# WHAT YOU HAVE TO DO:
Keep the pictures out and restate every record exactly.
—————
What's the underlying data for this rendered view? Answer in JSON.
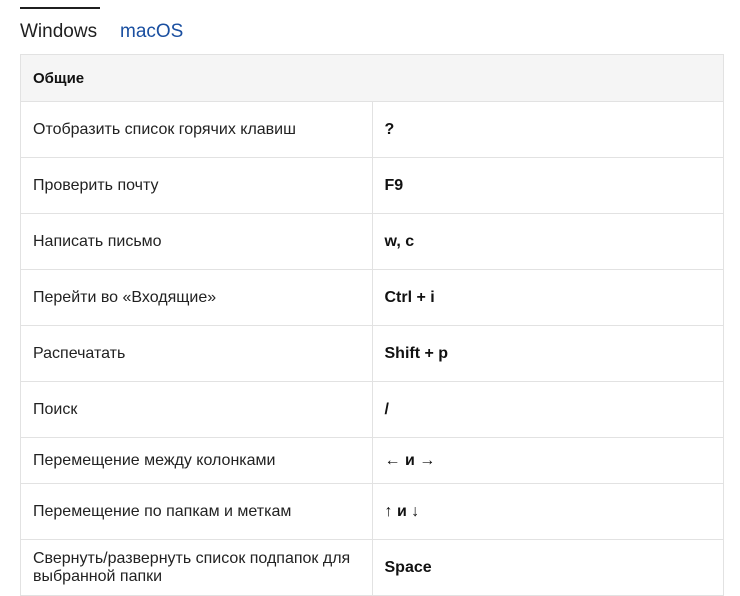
{
  "tabs": [
    {
      "label": "Windows",
      "active": true
    },
    {
      "label": "macOS",
      "active": false
    }
  ],
  "table": {
    "group_title": "Общие",
    "rows": [
      {
        "action": "Отобразить список горячих клавиш",
        "keys": "?"
      },
      {
        "action": "Проверить почту",
        "keys": "F9"
      },
      {
        "action": "Написать письмо",
        "keys": "w, c"
      },
      {
        "action": "Перейти во «Входящие»",
        "keys": "Ctrl + i"
      },
      {
        "action": "Распечатать",
        "keys": "Shift + p"
      },
      {
        "action": "Поиск",
        "keys": "/"
      },
      {
        "action": "Перемещение между колонками",
        "keys": "← и →"
      },
      {
        "action": "Перемещение по папкам и меткам",
        "keys": "↑ и ↓"
      },
      {
        "action": "Свернуть/развернуть список подпапок для выбранной папки",
        "keys": "Space"
      }
    ]
  },
  "colors": {
    "link": "#1a4fa0",
    "border": "#e2e2e2",
    "header_bg": "#f5f5f5"
  }
}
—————
# EXERCISE RESULT:
What's the underlying data for this rendered view? Answer in JSON.
{
  "tabs": [
    {
      "label": "Windows",
      "active": true
    },
    {
      "label": "macOS",
      "active": false
    }
  ],
  "table": {
    "group_title": "Общие",
    "rows": [
      {
        "action": "Отобразить список горячих клавиш",
        "keys": "?"
      },
      {
        "action": "Проверить почту",
        "keys": "F9"
      },
      {
        "action": "Написать письмо",
        "keys": "w, c"
      },
      {
        "action": "Перейти во «Входящие»",
        "keys": "Ctrl + i"
      },
      {
        "action": "Распечатать",
        "keys": "Shift + p"
      },
      {
        "action": "Поиск",
        "keys": "/"
      },
      {
        "action": "Перемещение между колонками",
        "keys": "← и →"
      },
      {
        "action": "Перемещение по папкам и меткам",
        "keys": "↑ и ↓"
      },
      {
        "action": "Свернуть/развернуть список подпапок для выбранной папки",
        "keys": "Space"
      }
    ]
  },
  "colors": {
    "link": "#1a4fa0",
    "border": "#e2e2e2",
    "header_bg": "#f5f5f5"
  }
}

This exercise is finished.